◆ **Work order**
Your output must match the data word for word, with every line included.
########################################
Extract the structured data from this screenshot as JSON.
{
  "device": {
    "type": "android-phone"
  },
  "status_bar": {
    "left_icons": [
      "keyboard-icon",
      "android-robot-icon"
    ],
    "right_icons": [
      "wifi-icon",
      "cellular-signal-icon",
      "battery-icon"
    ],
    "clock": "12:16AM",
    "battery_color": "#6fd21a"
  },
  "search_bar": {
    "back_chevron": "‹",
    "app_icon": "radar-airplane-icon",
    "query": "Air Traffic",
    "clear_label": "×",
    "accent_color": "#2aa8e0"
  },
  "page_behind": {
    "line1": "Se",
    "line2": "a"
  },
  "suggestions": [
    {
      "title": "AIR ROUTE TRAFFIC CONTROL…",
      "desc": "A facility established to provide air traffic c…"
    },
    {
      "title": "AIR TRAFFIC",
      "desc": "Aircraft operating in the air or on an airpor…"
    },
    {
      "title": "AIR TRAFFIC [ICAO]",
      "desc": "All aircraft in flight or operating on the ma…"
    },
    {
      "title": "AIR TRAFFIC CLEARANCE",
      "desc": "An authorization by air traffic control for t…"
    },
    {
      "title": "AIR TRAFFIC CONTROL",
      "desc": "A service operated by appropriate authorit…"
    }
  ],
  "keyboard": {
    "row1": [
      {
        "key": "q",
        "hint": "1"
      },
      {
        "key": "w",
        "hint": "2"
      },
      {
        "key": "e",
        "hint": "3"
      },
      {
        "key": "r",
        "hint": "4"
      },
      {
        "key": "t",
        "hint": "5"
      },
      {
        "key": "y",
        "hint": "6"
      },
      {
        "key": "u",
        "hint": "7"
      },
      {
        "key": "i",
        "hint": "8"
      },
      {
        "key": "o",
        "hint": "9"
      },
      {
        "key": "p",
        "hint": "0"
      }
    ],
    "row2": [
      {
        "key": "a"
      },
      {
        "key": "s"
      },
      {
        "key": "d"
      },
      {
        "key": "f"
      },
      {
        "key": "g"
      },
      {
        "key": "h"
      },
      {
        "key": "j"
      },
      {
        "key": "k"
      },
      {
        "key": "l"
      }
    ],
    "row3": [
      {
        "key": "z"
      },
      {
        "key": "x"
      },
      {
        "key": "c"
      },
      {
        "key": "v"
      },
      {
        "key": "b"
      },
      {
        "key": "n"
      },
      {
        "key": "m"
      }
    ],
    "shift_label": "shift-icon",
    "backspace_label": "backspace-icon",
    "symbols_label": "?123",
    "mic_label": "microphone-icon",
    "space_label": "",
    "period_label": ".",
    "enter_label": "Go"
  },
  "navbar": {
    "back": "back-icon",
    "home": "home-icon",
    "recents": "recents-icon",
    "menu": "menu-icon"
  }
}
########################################
◆ **Response to this exercise**
Extract the structured data from this screenshot as JSON.
{
  "device": {
    "type": "android-phone"
  },
  "status_bar": {
    "left_icons": [
      "keyboard-icon",
      "android-robot-icon"
    ],
    "right_icons": [
      "wifi-icon",
      "cellular-signal-icon",
      "battery-icon"
    ],
    "clock": "12:16AM",
    "battery_color": "#6fd21a"
  },
  "search_bar": {
    "back_chevron": "‹",
    "app_icon": "radar-airplane-icon",
    "query": "Air Traffic",
    "clear_label": "×",
    "accent_color": "#2aa8e0"
  },
  "page_behind": {
    "line1": "Se",
    "line2": "a"
  },
  "suggestions": [
    {
      "title": "AIR ROUTE TRAFFIC CONTROL…",
      "desc": "A facility established to provide air traffic c…"
    },
    {
      "title": "AIR TRAFFIC",
      "desc": "Aircraft operating in the air or on an airpor…"
    },
    {
      "title": "AIR TRAFFIC [ICAO]",
      "desc": "All aircraft in flight or operating on the ma…"
    },
    {
      "title": "AIR TRAFFIC CLEARANCE",
      "desc": "An authorization by air traffic control for t…"
    },
    {
      "title": "AIR TRAFFIC CONTROL",
      "desc": "A service operated by appropriate authorit…"
    }
  ],
  "keyboard": {
    "row1": [
      {
        "key": "q",
        "hint": "1"
      },
      {
        "key": "w",
        "hint": "2"
      },
      {
        "key": "e",
        "hint": "3"
      },
      {
        "key": "r",
        "hint": "4"
      },
      {
        "key": "t",
        "hint": "5"
      },
      {
        "key": "y",
        "hint": "6"
      },
      {
        "key": "u",
        "hint": "7"
      },
      {
        "key": "i",
        "hint": "8"
      },
      {
        "key": "o",
        "hint": "9"
      },
      {
        "key": "p",
        "hint": "0"
      }
    ],
    "row2": [
      {
        "key": "a"
      },
      {
        "key": "s"
      },
      {
        "key": "d"
      },
      {
        "key": "f"
      },
      {
        "key": "g"
      },
      {
        "key": "h"
      },
      {
        "key": "j"
      },
      {
        "key": "k"
      },
      {
        "key": "l"
      }
    ],
    "row3": [
      {
        "key": "z"
      },
      {
        "key": "x"
      },
      {
        "key": "c"
      },
      {
        "key": "v"
      },
      {
        "key": "b"
      },
      {
        "key": "n"
      },
      {
        "key": "m"
      }
    ],
    "shift_label": "shift-icon",
    "backspace_label": "backspace-icon",
    "symbols_label": "?123",
    "mic_label": "microphone-icon",
    "space_label": "",
    "period_label": ".",
    "enter_label": "Go"
  },
  "navbar": {
    "back": "back-icon",
    "home": "home-icon",
    "recents": "recents-icon",
    "menu": "menu-icon"
  }
}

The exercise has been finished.